• _Brief_: All lines below must be repeated exactly, with the pictures omitted.

Web page and app entries
━━━━━━━━━━━━━━━━━━━━

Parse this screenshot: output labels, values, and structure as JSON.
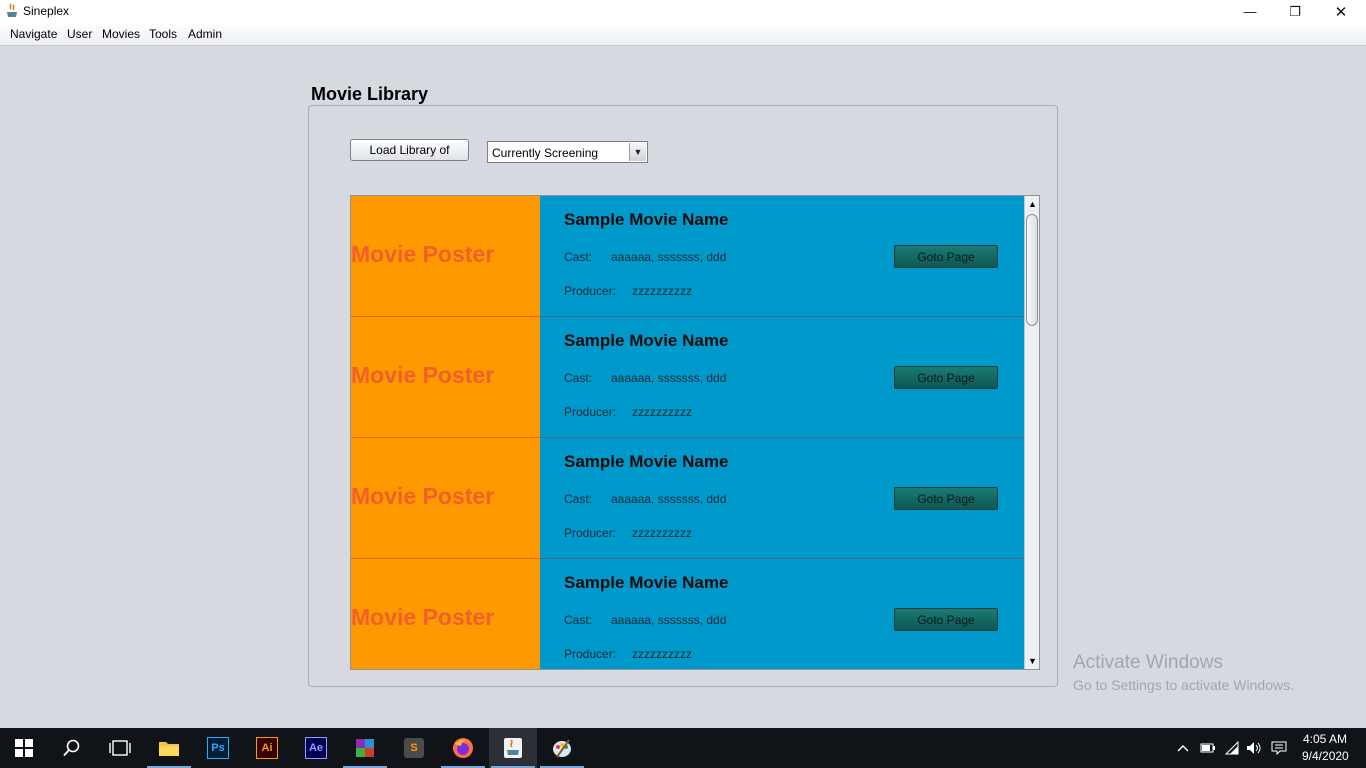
{
  "window": {
    "title": "Sineplex",
    "minimize": "—",
    "maximize": "❐",
    "close": "✕"
  },
  "menu": {
    "items": [
      "Navigate",
      "User",
      "Movies",
      "Tools",
      "Admin"
    ]
  },
  "panel": {
    "title": "Movie Library",
    "load_button": "Load Library of",
    "filter": {
      "selected": "Currently Screening",
      "arrow": "▼"
    }
  },
  "movies": [
    {
      "poster": "Movie Poster",
      "name": "Sample Movie Name",
      "cast_label": "Cast:",
      "cast": "aaaaaa, sssssss, ddd",
      "producer_label": "Producer:",
      "producer": "zzzzzzzzzz",
      "button": "Goto Page"
    },
    {
      "poster": "Movie Poster",
      "name": "Sample Movie Name",
      "cast_label": "Cast:",
      "cast": "aaaaaa, sssssss, ddd",
      "producer_label": "Producer:",
      "producer": "zzzzzzzzzz",
      "button": "Goto Page"
    },
    {
      "poster": "Movie Poster",
      "name": "Sample Movie Name",
      "cast_label": "Cast:",
      "cast": "aaaaaa, sssssss, ddd",
      "producer_label": "Producer:",
      "producer": "zzzzzzzzzz",
      "button": "Goto Page"
    },
    {
      "poster": "Movie Poster",
      "name": "Sample Movie Name",
      "cast_label": "Cast:",
      "cast": "aaaaaa, sssssss, ddd",
      "producer_label": "Producer:",
      "producer": "zzzzzzzzzz",
      "button": "Goto Page"
    }
  ],
  "scrollbar": {
    "up": "▲",
    "down": "▼"
  },
  "watermark": {
    "title": "Activate Windows",
    "subtitle": "Go to Settings to activate Windows."
  },
  "taskbar": {
    "apps": [
      "windows-start",
      "search",
      "task-view",
      "file-explorer",
      "photoshop",
      "illustrator",
      "after-effects",
      "winrar",
      "sublime-text",
      "firefox",
      "java",
      "paint"
    ],
    "app_labels": {
      "photoshop": "Ps",
      "illustrator": "Ai",
      "after_effects": "Ae",
      "sublime": "S"
    },
    "clock": {
      "time": "4:05 AM",
      "date": "9/4/2020"
    }
  },
  "colors": {
    "poster_bg": "#ff9900",
    "poster_text": "#f2602a",
    "info_bg": "#0099cc",
    "goto_button": "#1b7a74",
    "window_bg": "#d6d9e0"
  }
}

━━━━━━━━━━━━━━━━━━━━

• _Final answer_:
Parse this screenshot: output labels, values, and structure as JSON.
{
  "window": {
    "title": "Sineplex",
    "minimize": "—",
    "maximize": "❐",
    "close": "✕"
  },
  "menu": {
    "items": [
      "Navigate",
      "User",
      "Movies",
      "Tools",
      "Admin"
    ]
  },
  "panel": {
    "title": "Movie Library",
    "load_button": "Load Library of",
    "filter": {
      "selected": "Currently Screening",
      "arrow": "▼"
    }
  },
  "movies": [
    {
      "poster": "Movie Poster",
      "name": "Sample Movie Name",
      "cast_label": "Cast:",
      "cast": "aaaaaa, sssssss, ddd",
      "producer_label": "Producer:",
      "producer": "zzzzzzzzzz",
      "button": "Goto Page"
    },
    {
      "poster": "Movie Poster",
      "name": "Sample Movie Name",
      "cast_label": "Cast:",
      "cast": "aaaaaa, sssssss, ddd",
      "producer_label": "Producer:",
      "producer": "zzzzzzzzzz",
      "button": "Goto Page"
    },
    {
      "poster": "Movie Poster",
      "name": "Sample Movie Name",
      "cast_label": "Cast:",
      "cast": "aaaaaa, sssssss, ddd",
      "producer_label": "Producer:",
      "producer": "zzzzzzzzzz",
      "button": "Goto Page"
    },
    {
      "poster": "Movie Poster",
      "name": "Sample Movie Name",
      "cast_label": "Cast:",
      "cast": "aaaaaa, sssssss, ddd",
      "producer_label": "Producer:",
      "producer": "zzzzzzzzzz",
      "button": "Goto Page"
    }
  ],
  "scrollbar": {
    "up": "▲",
    "down": "▼"
  },
  "watermark": {
    "title": "Activate Windows",
    "subtitle": "Go to Settings to activate Windows."
  },
  "taskbar": {
    "apps": [
      "windows-start",
      "search",
      "task-view",
      "file-explorer",
      "photoshop",
      "illustrator",
      "after-effects",
      "winrar",
      "sublime-text",
      "firefox",
      "java",
      "paint"
    ],
    "app_labels": {
      "photoshop": "Ps",
      "illustrator": "Ai",
      "after_effects": "Ae",
      "sublime": "S"
    },
    "clock": {
      "time": "4:05 AM",
      "date": "9/4/2020"
    }
  },
  "colors": {
    "poster_bg": "#ff9900",
    "poster_text": "#f2602a",
    "info_bg": "#0099cc",
    "goto_button": "#1b7a74",
    "window_bg": "#d6d9e0"
  }
}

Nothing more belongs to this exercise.